Valerian, a dietary supplement and key ingredient in Valerin, sold retail by Wonder Labs, is an herb known mostly for its properties as a mild sedative and sleep aid used by many people dealing with nervous tension and insomnia issues. Valerian belongs to the Valerianaceae family and is a perennial plant native to Europe and Asia and known for an odor that many find unpleasant, per National Institutes of Health (NIH). Its distinctive smell aside, there is much else to like about this herb that has been found useful for a fairly wide range of health considerations. There is no consensus among scientists as to which active constituents of valerian are responsible for its healthful qualities, although it is believed that its beneficial activity is most likely a mix of interactions involving various ingredient compounds, per NIH. Valerian has been used as a medicinal herb dating back to at least the 2nd century, used in the 16th century to treat nervousness, trembling, headaches, and heart palpitations – and during World War II was even administered in England to help relieve the stress from air raids.

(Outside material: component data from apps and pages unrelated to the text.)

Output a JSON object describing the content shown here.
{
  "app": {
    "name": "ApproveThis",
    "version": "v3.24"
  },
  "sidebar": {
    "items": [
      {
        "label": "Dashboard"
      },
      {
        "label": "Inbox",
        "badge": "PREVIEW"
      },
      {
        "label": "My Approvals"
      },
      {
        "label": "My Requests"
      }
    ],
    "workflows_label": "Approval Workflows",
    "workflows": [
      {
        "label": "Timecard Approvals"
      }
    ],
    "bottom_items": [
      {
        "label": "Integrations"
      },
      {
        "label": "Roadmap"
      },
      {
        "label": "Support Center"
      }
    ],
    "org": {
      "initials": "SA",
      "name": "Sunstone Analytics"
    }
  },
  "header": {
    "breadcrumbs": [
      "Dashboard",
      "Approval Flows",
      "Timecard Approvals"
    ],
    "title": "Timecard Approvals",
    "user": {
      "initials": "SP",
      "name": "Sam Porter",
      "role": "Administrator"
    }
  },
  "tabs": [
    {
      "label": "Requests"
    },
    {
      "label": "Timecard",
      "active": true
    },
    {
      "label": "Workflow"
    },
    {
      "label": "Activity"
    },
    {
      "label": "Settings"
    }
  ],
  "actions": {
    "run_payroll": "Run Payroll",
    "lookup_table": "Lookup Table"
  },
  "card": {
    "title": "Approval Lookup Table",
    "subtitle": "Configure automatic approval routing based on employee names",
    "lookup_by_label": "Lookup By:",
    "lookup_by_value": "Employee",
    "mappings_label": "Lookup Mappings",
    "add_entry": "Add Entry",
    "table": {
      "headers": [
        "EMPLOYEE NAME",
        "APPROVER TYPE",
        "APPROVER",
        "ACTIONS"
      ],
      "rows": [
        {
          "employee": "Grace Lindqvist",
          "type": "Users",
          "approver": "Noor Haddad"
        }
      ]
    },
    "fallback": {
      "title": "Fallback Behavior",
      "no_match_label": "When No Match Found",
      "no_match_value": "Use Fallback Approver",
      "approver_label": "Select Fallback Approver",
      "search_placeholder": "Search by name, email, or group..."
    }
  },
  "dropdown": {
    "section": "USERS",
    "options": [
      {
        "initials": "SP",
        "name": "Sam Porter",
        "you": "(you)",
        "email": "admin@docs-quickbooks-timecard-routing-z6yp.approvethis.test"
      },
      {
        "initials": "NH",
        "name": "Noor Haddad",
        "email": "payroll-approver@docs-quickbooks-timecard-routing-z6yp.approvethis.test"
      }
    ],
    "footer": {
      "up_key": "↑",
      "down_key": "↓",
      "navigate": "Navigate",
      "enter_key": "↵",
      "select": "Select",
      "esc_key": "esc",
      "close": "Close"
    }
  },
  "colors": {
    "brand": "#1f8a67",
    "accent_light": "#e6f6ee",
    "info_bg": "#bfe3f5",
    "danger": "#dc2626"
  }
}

Valerian's History as an Herbal Sleep AidResearchers have found that valerian can not only enhance the quality of sleep while providing a longer sleep, it can do so without leaving the user in the morning feeling like he or she is still in a daze, not wanting to get out of bed, as is the case with some synthetic medications, per herbal-supplement-resource.com.
Valerian's Other UsesThis versatile herb, which also has been referred to as valerian root, tobacco root, garden heliotrope, and setewale capon's tail, among other references, has also shown promise in treating other health-related conditions. Potential users of the herb for medicinal purposes should always discuss its use with a physician or other healthcare professional before using it.
- Sleep aid. Valerian's sedative properties are apparently linked to its capacity to stimulate the inhibitory neurotransmitter gamma aminobutyric acid (GABA), which has a role in helping to regulate brain activity, per curejoy.com.
- Menstrual cramps. Valerian root in powder form used over an extended period of weeks has been shown to reduce the frequency and intensity of hot flashes in women who are menopausal. Valerian also appears to help relieve uterine cramps and pain thanks to the herb's antispasmodic effect.
- Anxiety. Valerian has been referred to as nature's valium for its ability to alleviate symptoms for people with generalized anxiety disorder (GAD), per curejoy.com. One cited pilot study of 36 volunteers with GAD suggested that the herb had an anxiolytic effect—that is, it reduced anxiety, which was attributed to the presence of compounds known as valepotriates.
- Stress. Per curejoy.com, study involving participants who were asked to perform a stress-inducing task found that use of valerian for a week produced a significant decrease in systolic blood pressure and heart rate when exposed to the same stressor.
- Improve Memory and Cognition. Valerian's effectiveness in this regard was discovered during a study that involved patients coming out of surgery.
- Attention Deficit Hyperactivity Disorder (ADHD). Valerian root has shown some success as an herbal remedy for both adults and children dealing with ADHD, as well as other childhood nervous disorders, per herbal-supplement-resource.com.
- Chronic digestive disorders. Valerian has been used for an assortment of such conditions, including stomach cramps, colic, diarrhea, and bloating.
- Obsessive-compulsive disorder. Per herbal-supplement-resource.com, a study found that valerian given daily over eight weeks to patients with obsessive-compulsive disorder – which involves persistent, uncontrollable obsessions and compulsive behaviors – produced meaningful improvements compared to the results of those given a placebo.
- Restless leg syndrome. Chalk it up to valerian's sedative and muscle-relaxant properties.